In the report Dame Anne Begg MP highlights many failings and that the system must “be capable of identifying and protecting vulnerable people, including those with… learning disabilities”
James Bolton, policy officer for Mencap and co-chair of the Disability Benefits Consortium, said:
“Findings from today’s Work and Pensions Committee report reinforce what we already know – the current sanctions regime is grossly unfair and traps many people in an endless cycle of poverty. Simply put, the current sanctions system is failing people with a learning disability every single day.”
“We strongly support the Select Committee’s comments regarding hardship payments: They should be available from the first day of a sanction, not the 15th as it is now. However this change alone will not help those people with a learning disability who do not know that they have been sanctioned until their payments just stop; causing completely avoidable panic, confusion and yet more financial hardship. This often happens because nobody explains their sanction to them in a way they can understand, or because no-one gives them information they can read themselves
“We know people with a learning disability have been sanctioned again and again for not completing required tasks which they were simply unable to do, due to their learning disability. In all our cases, unfair sanctions were only overturned and reasonable adjustments were only made once Mencap got involved. This is not right. What is asked of people with a learning disability must be fair, appropriate and achievable, with proper support provided. Until this happens, they will continue to be failed by an unfair system.”
Denise, who has a learning disability and had her benefits sanctioned said:
“I have a learning disability and mental health problems. I also have a little one – he is six-years-old. I can work and I want to work, but nobody will give me a chance anymore. I am on Jobseekers’ allowance.
“A few months ago I signed something I shouldn’t have and lost half my benefits. I didn’t understand what I was doing – nobody explained it to me properly.
“Even though I always tell people about my learning disability, I don’t think they get me right. It’s just like talking to a brick wall.”
For further information or to arrange interviews, please contact the Mencap press office on 020 7696 5414 or email@example.com.
Notes to editors
There are 1.4 million people with a learning disability in the UK. Mencap works to support people with a learning disability, their families and carers by fighting to change laws, improve services and access to education, employment and leisure facilities.
Mencap supports thousands of people with a learning disability to live their lives the way they want.
For advice and information about learning disability and Mencap services in your area, contact Mencap Direct on 0808 808 1111 (9am-5pm, Monday-Friday) or email firstname.lastname@example.org.
What is a learning disability?
A learning disability is a reduced intellectual ability which can cause problems with everyday tasks – for example shopping and cooking, or travelling to new places – which affects someone for their whole life.

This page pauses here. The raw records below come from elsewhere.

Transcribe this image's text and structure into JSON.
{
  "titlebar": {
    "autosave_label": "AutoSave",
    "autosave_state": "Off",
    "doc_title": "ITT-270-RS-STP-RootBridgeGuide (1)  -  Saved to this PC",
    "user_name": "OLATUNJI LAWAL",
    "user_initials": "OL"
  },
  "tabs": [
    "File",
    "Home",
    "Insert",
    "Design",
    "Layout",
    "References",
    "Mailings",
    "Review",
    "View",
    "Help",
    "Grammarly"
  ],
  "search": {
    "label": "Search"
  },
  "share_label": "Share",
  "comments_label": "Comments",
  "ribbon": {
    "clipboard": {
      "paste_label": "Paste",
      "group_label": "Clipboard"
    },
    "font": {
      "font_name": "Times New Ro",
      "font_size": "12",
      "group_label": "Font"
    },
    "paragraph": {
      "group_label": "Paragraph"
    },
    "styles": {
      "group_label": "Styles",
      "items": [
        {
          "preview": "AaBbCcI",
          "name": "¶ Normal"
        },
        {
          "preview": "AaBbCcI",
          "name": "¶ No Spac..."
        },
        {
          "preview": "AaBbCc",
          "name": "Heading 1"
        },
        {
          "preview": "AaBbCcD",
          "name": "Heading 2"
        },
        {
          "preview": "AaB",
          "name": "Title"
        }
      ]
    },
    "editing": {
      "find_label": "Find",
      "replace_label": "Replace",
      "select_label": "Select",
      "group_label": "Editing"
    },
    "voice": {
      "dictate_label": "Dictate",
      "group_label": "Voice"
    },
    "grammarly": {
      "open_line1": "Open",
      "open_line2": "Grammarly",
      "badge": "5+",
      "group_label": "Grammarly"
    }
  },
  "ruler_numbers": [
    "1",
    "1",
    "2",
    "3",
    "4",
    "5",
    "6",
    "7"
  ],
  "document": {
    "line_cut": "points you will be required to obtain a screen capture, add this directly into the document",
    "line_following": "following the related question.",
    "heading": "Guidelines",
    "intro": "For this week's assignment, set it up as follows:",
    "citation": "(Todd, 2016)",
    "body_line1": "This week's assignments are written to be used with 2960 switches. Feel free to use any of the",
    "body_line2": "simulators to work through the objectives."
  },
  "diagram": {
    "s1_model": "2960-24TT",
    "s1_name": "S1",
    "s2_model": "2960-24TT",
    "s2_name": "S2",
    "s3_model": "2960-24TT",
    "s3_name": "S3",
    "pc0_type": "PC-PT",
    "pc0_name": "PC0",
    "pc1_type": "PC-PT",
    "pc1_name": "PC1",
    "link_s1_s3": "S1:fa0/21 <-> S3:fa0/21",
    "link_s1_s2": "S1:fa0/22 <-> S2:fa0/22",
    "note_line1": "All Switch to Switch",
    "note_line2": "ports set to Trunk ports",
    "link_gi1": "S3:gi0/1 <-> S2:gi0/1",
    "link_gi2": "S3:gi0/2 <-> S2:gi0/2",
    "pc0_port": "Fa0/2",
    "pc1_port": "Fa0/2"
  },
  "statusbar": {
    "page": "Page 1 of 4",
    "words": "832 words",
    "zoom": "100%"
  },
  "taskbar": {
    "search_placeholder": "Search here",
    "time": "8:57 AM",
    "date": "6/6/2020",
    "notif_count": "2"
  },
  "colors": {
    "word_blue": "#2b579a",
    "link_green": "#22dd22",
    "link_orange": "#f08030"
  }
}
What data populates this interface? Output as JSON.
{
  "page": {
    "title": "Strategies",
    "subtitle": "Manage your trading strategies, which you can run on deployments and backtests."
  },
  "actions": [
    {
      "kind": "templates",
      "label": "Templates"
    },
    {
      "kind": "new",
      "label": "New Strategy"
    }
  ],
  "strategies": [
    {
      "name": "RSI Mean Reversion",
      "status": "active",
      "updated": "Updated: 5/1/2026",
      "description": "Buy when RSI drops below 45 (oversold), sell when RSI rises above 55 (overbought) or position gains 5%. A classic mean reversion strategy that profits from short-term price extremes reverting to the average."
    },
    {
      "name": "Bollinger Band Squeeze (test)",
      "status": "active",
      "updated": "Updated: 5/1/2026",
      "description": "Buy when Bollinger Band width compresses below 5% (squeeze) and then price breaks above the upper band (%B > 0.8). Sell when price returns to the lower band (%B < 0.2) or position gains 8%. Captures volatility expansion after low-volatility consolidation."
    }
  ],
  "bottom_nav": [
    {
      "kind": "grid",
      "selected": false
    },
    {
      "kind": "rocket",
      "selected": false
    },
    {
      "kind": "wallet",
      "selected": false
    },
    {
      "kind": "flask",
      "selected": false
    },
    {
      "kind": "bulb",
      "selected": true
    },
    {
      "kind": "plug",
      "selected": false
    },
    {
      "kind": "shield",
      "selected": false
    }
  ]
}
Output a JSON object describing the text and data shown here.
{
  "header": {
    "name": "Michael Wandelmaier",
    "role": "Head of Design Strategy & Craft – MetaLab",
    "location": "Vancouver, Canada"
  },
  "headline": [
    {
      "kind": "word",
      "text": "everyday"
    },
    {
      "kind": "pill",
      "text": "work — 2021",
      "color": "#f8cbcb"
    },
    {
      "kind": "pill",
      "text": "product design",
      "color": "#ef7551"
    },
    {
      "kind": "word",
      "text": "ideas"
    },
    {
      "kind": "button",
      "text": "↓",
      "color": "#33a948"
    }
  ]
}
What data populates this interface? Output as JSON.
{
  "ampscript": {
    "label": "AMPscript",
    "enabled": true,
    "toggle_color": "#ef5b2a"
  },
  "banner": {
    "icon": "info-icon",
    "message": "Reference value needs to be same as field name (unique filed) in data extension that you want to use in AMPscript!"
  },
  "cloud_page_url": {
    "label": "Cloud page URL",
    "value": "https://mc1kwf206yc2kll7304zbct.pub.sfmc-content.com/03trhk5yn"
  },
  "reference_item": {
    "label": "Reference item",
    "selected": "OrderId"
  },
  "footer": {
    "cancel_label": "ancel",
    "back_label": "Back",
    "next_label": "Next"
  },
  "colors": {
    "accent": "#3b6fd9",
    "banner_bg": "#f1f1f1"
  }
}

People with a learning disability can take longer to learn new things and may need support to develop new skills, understand difficult information and engage with other people. The level of support someone needs is different with every individual. For example, someone with a severe learning disability might need much more support with daily tasks than someone with a mild learning disability.
Learning disability is not a mental illness or a learning difficulty. Very often the term ‘learning difficulty’ is wrongly used interchangeably with ‘learning disability’.